Today, across the United States, there are an estimated 5 million young adults disconnected from stable career pathways, and 12 million jobs requiring postsecondary education or training that will go unfilled in the next decade. This is a massive gap, and one that AT&T is working to help fill with a strong talent pipeline. For our company – and our country – to succeed in the 21st century, we need to ensure that the future workforce has the right skills.
That’s why I was so excited to launch the 5th year of our AT&T Aspire Accelerator program. Since we welcomed our first Accelerator class in 2015, we’ve had the honor of working with some of the most promising startups in ed-tech, led by founders who are truly changing the game by bringing innovative skills building resources into hundreds of thousands of classrooms. The 27 participants from the 4 previous classes are currently reaching more than 23 million students and have attracted more than $35 million in funding after AT&T’s investment.
The 8 inspiring organizations that we’ve selected as members of the 2019 Aspire Accelerator class to participate in the $1 Million AT&T Skills Building Challenge are working to give students the skills they need today to succeed in the careers of tomorrow.
Meet the innovative, mission-driven organizations seeking to help every student achieve a bright, successful future who make up the 2019 AT&T Aspire Accelerator class:
AllHere (Boston, Massachusetts) replaces outdated responses to chronic absenteeism with an online attendance improvement operating system that identifies barriers to attendance, delivers personalized interventions and analyzes the results.
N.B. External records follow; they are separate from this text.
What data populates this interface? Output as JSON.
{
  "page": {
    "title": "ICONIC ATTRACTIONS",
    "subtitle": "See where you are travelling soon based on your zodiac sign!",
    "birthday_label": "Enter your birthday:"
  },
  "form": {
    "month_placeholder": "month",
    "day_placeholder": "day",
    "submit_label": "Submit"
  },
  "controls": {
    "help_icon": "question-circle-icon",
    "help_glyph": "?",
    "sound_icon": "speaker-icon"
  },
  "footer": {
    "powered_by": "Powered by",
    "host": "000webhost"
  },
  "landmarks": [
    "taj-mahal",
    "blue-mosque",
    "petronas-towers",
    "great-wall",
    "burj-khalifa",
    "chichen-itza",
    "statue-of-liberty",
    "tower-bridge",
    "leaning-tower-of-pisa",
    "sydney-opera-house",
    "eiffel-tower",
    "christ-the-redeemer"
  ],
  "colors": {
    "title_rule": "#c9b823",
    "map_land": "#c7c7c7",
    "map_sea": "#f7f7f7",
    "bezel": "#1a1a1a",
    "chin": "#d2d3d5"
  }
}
Boddle Learning (Kansas City, Missouri) helps teachers identify learning gaps and differentiate their students’ learning styles quickly and accurately, using gameplay to boost student engagement and capture more actionable data at the same time.
Cognitive ToyBox (Brooklyn, New York) saves teachers up to three hours per week, shortens the feedback cycle from assessment to instructional adjustment and enables more objective data collection through a game-based assessment platform.
Sidekick Education (501(c)(3)/Madison, Wisconsin) uses artificial intelligence to reinvent the high school internship as an in-class project, so any classroom can help close the STEM skills gap.
UPchieve (501(c)(3)/Brooklyn, New York) provides free 24/7 STEM tutoring to underserved high school students, offering late-night homework support and test prep to help motivate them to finish high school and pursue rewarding careers.
UR TURN (Minneapolis, Minnesota) drives student and parent engagement through a goal-setting and progress-mapping tool with a visualized tracking dashboard. Setting and achieving goals correlates to college and career readiness.
WeThrive (501(c)(3)/New York, New York) helps teachers increase classroom engagement, real-world learning and future-readiness by creating student-run companies that earn real revenues through a web and mobile app.
Wildcards (Fort Worth, Texas) serves as a low-cost, easy-to-use electronic programming product designed to help students learn about coding, electronics and engineering while developing critical thinking and problem-solving skills.
The Aspire Accelerator $1 Million AT&T Skills Building Challenge will connect the 2019 class with the resources, services, expertise and relationships they need to drive change in how people acquire skills needed for good jobs and rewarding careers.
I can’t wait to watch what this class can accomplish in their ongoing efforts to create and foster solutions that prepare students for future success.